Please set down every entry below exactly as given.

[Dataset rows for apps and sites]
┌──
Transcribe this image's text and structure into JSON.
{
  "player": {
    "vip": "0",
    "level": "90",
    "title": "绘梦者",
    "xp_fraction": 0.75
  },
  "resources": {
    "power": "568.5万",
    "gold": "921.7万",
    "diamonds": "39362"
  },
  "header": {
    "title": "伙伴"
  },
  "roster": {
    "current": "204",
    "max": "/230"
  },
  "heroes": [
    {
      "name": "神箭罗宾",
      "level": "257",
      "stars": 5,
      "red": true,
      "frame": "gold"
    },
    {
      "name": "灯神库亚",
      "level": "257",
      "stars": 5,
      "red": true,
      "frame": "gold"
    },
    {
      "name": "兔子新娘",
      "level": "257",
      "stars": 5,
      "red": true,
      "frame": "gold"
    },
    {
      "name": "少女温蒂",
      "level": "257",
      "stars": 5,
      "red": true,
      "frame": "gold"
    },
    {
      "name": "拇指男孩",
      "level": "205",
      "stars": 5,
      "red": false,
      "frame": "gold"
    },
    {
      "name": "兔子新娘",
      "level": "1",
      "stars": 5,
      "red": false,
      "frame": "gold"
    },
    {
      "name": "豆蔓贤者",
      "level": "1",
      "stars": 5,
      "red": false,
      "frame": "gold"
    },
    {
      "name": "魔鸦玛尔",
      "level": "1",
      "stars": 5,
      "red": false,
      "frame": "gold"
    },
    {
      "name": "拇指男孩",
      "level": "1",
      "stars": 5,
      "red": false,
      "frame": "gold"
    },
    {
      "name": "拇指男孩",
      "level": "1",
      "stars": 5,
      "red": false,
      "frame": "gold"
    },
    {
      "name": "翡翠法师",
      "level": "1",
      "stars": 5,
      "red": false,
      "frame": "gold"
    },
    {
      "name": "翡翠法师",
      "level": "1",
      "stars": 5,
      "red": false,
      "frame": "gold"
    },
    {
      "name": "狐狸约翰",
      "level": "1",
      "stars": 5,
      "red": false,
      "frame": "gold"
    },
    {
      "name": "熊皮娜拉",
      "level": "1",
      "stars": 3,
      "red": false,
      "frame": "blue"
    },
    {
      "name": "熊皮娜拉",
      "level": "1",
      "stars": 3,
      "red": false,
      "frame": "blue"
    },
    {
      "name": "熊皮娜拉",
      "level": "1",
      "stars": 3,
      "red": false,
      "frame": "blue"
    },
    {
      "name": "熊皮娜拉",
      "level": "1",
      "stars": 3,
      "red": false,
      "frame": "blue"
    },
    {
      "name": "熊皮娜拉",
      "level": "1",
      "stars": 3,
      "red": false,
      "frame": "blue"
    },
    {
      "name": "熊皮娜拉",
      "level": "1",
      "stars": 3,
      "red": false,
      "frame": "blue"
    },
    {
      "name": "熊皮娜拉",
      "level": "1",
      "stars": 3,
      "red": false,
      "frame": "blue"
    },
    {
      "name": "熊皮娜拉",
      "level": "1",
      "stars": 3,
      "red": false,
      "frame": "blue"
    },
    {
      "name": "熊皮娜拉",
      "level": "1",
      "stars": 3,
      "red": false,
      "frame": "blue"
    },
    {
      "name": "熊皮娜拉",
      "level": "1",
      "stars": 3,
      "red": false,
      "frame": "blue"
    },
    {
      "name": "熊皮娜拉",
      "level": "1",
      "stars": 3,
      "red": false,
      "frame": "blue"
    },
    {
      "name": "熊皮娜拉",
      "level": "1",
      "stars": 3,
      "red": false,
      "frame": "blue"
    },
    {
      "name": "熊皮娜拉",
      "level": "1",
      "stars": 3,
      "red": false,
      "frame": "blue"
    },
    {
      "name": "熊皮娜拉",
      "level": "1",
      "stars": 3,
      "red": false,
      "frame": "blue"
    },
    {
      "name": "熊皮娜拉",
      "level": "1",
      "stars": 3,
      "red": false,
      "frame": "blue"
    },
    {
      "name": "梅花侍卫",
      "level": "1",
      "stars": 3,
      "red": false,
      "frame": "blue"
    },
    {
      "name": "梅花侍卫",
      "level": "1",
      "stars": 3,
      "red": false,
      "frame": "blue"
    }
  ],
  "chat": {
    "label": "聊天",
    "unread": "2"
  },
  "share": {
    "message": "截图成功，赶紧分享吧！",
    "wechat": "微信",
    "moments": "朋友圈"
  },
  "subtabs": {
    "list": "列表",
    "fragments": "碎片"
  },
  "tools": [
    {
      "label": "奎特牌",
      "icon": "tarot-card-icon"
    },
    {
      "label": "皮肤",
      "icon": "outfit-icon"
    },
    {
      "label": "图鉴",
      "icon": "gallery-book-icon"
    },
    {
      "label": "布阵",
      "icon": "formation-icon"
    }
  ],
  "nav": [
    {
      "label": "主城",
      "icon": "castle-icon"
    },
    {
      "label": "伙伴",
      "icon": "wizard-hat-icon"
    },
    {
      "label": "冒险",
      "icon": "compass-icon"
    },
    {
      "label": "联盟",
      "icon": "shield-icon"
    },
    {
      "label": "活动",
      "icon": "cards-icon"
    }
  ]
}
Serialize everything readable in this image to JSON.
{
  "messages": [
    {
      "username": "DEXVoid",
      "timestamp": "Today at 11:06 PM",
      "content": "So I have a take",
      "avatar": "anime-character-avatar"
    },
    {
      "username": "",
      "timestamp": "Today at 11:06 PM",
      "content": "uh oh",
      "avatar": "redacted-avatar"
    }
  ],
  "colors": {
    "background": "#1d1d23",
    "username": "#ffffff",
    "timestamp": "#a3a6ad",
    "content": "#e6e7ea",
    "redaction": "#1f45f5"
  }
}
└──
RESPONSE AREA:
Transcribe this image's text and structure into JSON.
{
  "player": {
    "vip": "0",
    "level": "90",
    "title": "绘梦者",
    "xp_fraction": 0.75
  },
  "resources": {
    "power": "568.5万",
    "gold": "921.7万",
    "diamonds": "39362"
  },
  "header": {
    "title": "伙伴"
  },
  "roster": {
    "current": "204",
    "max": "/230"
  },
  "heroes": [
    {
      "name": "神箭罗宾",
      "level": "257",
      "stars": 5,
      "red": true,
      "frame": "gold"
    },
    {
      "name": "灯神库亚",
      "level": "257",
      "stars": 5,
      "red": true,
      "frame": "gold"
    },
    {
      "name": "兔子新娘",
      "level": "257",
      "stars": 5,
      "red": true,
      "frame": "gold"
    },
    {
      "name": "少女温蒂",
      "level": "257",
      "stars": 5,
      "red": true,
      "frame": "gold"
    },
    {
      "name": "拇指男孩",
      "level": "205",
      "stars": 5,
      "red": false,
      "frame": "gold"
    },
    {
      "name": "兔子新娘",
      "level": "1",
      "stars": 5,
      "red": false,
      "frame": "gold"
    },
    {
      "name": "豆蔓贤者",
      "level": "1",
      "stars": 5,
      "red": false,
      "frame": "gold"
    },
    {
      "name": "魔鸦玛尔",
      "level": "1",
      "stars": 5,
      "red": false,
      "frame": "gold"
    },
    {
      "name": "拇指男孩",
      "level": "1",
      "stars": 5,
      "red": false,
      "frame": "gold"
    },
    {
      "name": "拇指男孩",
      "level": "1",
      "stars": 5,
      "red": false,
      "frame": "gold"
    },
    {
      "name": "翡翠法师",
      "level": "1",
      "stars": 5,
      "red": false,
      "frame": "gold"
    },
    {
      "name": "翡翠法师",
      "level": "1",
      "stars": 5,
      "red": false,
      "frame": "gold"
    },
    {
      "name": "狐狸约翰",
      "level": "1",
      "stars": 5,
      "red": false,
      "frame": "gold"
    },
    {
      "name": "熊皮娜拉",
      "level": "1",
      "stars": 3,
      "red": false,
      "frame": "blue"
    },
    {
      "name": "熊皮娜拉",
      "level": "1",
      "stars": 3,
      "red": false,
      "frame": "blue"
    },
    {
      "name": "熊皮娜拉",
      "level": "1",
      "stars": 3,
      "red": false,
      "frame": "blue"
    },
    {
      "name": "熊皮娜拉",
      "level": "1",
      "stars": 3,
      "red": false,
      "frame": "blue"
    },
    {
      "name": "熊皮娜拉",
      "level": "1",
      "stars": 3,
      "red": false,
      "frame": "blue"
    },
    {
      "name": "熊皮娜拉",
      "level": "1",
      "stars": 3,
      "red": false,
      "frame": "blue"
    },
    {
      "name": "熊皮娜拉",
      "level": "1",
      "stars": 3,
      "red": false,
      "frame": "blue"
    },
    {
      "name": "熊皮娜拉",
      "level": "1",
      "stars": 3,
      "red": false,
      "frame": "blue"
    },
    {
      "name": "熊皮娜拉",
      "level": "1",
      "stars": 3,
      "red": false,
      "frame": "blue"
    },
    {
      "name": "熊皮娜拉",
      "level": "1",
      "stars": 3,
      "red": false,
      "frame": "blue"
    },
    {
      "name": "熊皮娜拉",
      "level": "1",
      "stars": 3,
      "red": false,
      "frame": "blue"
    },
    {
      "name": "熊皮娜拉",
      "level": "1",
      "stars": 3,
      "red": false,
      "frame": "blue"
    },
    {
      "name": "熊皮娜拉",
      "level": "1",
      "stars": 3,
      "red": false,
      "frame": "blue"
    },
    {
      "name": "熊皮娜拉",
      "level": "1",
      "stars": 3,
      "red": false,
      "frame": "blue"
    },
    {
      "name": "熊皮娜拉",
      "level": "1",
      "stars": 3,
      "red": false,
      "frame": "blue"
    },
    {
      "name": "梅花侍卫",
      "level": "1",
      "stars": 3,
      "red": false,
      "frame": "blue"
    },
    {
      "name": "梅花侍卫",
      "level": "1",
      "stars": 3,
      "red": false,
      "frame": "blue"
    }
  ],
  "chat": {
    "label": "聊天",
    "unread": "2"
  },
  "share": {
    "message": "截图成功，赶紧分享吧！",
    "wechat": "微信",
    "moments": "朋友圈"
  },
  "subtabs": {
    "list": "列表",
    "fragments": "碎片"
  },
  "tools": [
    {
      "label": "奎特牌",
      "icon": "tarot-card-icon"
    },
    {
      "label": "皮肤",
      "icon": "outfit-icon"
    },
    {
      "label": "图鉴",
      "icon": "gallery-book-icon"
    },
    {
      "label": "布阵",
      "icon": "formation-icon"
    }
  ],
  "nav": [
    {
      "label": "主城",
      "icon": "castle-icon"
    },
    {
      "label": "伙伴",
      "icon": "wizard-hat-icon"
    },
    {
      "label": "冒险",
      "icon": "compass-icon"
    },
    {
      "label": "联盟",
      "icon": "shield-icon"
    },
    {
      "label": "活动",
      "icon": "cards-icon"
    }
  ]
}
Serialize everything readable in this image to JSON.
{
  "messages": [
    {
      "username": "DEXVoid",
      "timestamp": "Today at 11:06 PM",
      "content": "So I have a take",
      "avatar": "anime-character-avatar"
    },
    {
      "username": "",
      "timestamp": "Today at 11:06 PM",
      "content": "uh oh",
      "avatar": "redacted-avatar"
    }
  ],
  "colors": {
    "background": "#1d1d23",
    "username": "#ffffff",
    "timestamp": "#a3a6ad",
    "content": "#e6e7ea",
    "redaction": "#1f45f5"
  }
}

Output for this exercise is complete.